“Independent Women,” take note: According to new research, men who are financially supported by their wives are more likely to cheat.
“Engaging in infidelity may be a way of reestablishing threatened masculinity,” lead study author Christin L. Munsch, assistant professor of sociology at the University of Connecticut, said in a statement. “Simultaneously, infidelity allows threatened men to distance themselves from, and perhaps punish, their higher earning spouses.” In other words, because men have been raking it in since the beginning of time, they instinctively resist giving us even one minute to feel proud about our paycheck, for fear their testicles will shrivel up. (By comparison, wives who are completely financially supported by their husbands are 5% more likely to cheat, the study found.)
On the flip side, because breadwinning women know they’re challenging the status quo, says Munsch, they end up engaging in what sociologists call “deviance neutralization behaviors” (or as I like to call it, pulling a June Cleaver). For example, a woman making the moolah might minimize her accomplishments or do more housework — a traditionally feminine gender role — because she thinks it’ll balance the scales with her man. “This emotional and physical work is designed to decrease interpersonal conflict and shore up their husbands’ masculinity,” said Munsch. “It’s also aimed at keeping potentially strained relationships intact.”
Unfortunately, though, not being a sugar mama isn’t the answer.
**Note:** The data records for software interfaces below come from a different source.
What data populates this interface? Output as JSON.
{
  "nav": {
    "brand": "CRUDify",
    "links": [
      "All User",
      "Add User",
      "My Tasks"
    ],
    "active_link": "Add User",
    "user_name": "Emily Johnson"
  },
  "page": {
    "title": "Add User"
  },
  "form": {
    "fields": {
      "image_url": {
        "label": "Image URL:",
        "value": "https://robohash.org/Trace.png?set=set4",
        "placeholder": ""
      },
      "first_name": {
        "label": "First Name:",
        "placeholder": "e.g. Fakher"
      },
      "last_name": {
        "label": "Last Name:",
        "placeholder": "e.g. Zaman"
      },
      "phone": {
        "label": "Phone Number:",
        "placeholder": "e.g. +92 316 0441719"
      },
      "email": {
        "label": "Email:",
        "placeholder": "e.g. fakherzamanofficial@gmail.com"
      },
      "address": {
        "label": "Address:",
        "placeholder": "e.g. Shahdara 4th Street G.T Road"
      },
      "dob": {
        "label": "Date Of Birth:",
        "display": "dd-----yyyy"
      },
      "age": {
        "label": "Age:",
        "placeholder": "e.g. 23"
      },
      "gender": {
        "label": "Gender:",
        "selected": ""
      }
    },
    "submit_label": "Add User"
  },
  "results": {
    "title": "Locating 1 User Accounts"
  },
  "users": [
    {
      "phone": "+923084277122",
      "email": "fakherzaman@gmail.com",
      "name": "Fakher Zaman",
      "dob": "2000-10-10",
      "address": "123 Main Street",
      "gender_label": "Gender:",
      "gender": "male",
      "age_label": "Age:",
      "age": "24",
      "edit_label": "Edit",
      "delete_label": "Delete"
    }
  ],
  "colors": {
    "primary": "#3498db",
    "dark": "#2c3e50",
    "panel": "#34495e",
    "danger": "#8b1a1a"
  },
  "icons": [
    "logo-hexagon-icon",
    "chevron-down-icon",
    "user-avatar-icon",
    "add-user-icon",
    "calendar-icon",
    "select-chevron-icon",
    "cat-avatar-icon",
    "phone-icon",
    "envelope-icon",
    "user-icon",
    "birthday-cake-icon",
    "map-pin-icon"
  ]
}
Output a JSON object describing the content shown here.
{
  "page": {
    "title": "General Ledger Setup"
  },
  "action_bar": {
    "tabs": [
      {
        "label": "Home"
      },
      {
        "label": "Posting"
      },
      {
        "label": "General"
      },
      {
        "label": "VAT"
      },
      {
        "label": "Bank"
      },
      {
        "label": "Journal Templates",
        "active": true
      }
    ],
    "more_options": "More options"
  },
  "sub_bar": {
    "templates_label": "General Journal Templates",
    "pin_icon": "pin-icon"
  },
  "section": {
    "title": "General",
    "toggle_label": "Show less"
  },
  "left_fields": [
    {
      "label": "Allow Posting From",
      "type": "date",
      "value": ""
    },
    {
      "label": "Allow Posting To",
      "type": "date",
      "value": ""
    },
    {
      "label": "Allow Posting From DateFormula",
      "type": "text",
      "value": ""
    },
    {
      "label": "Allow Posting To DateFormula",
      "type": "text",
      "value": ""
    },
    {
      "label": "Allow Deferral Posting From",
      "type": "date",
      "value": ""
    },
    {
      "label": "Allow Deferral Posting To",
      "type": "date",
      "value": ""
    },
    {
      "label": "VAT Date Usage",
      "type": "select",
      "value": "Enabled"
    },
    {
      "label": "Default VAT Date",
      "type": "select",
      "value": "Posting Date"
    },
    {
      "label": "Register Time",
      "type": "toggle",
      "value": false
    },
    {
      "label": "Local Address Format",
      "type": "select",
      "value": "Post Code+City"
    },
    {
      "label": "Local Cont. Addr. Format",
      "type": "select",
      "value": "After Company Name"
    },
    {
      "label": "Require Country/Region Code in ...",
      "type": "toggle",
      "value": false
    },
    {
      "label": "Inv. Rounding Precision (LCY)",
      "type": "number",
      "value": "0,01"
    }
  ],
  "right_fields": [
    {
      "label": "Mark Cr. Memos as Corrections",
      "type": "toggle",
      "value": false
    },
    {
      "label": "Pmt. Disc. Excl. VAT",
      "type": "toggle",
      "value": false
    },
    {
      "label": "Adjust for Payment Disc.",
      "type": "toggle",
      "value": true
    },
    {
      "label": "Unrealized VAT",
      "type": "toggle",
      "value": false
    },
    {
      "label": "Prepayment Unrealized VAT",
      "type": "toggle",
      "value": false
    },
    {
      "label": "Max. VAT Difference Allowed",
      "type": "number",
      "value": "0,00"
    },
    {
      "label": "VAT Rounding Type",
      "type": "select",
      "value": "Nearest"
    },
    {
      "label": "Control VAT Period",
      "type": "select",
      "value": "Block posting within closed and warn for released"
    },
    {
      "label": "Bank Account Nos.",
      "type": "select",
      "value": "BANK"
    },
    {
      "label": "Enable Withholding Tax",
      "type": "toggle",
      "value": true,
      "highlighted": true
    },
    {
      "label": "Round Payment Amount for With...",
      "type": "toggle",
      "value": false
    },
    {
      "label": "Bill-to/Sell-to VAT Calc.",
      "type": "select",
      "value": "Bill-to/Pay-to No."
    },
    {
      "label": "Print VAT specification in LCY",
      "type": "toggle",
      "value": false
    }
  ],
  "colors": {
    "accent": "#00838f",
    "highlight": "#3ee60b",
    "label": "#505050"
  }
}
According to the study, as the money your guy earns increases, the odds of him cheating decrease—but only until his total contribution to your joint cash hits 70%. If a man is earning more than 70% of the joint income, he is once again become more likely to stray. Sigh. (Still, husbands who earn more than their wives are less likely to cheat than husbands are completely economically dependent on their wives.)
Do better, men!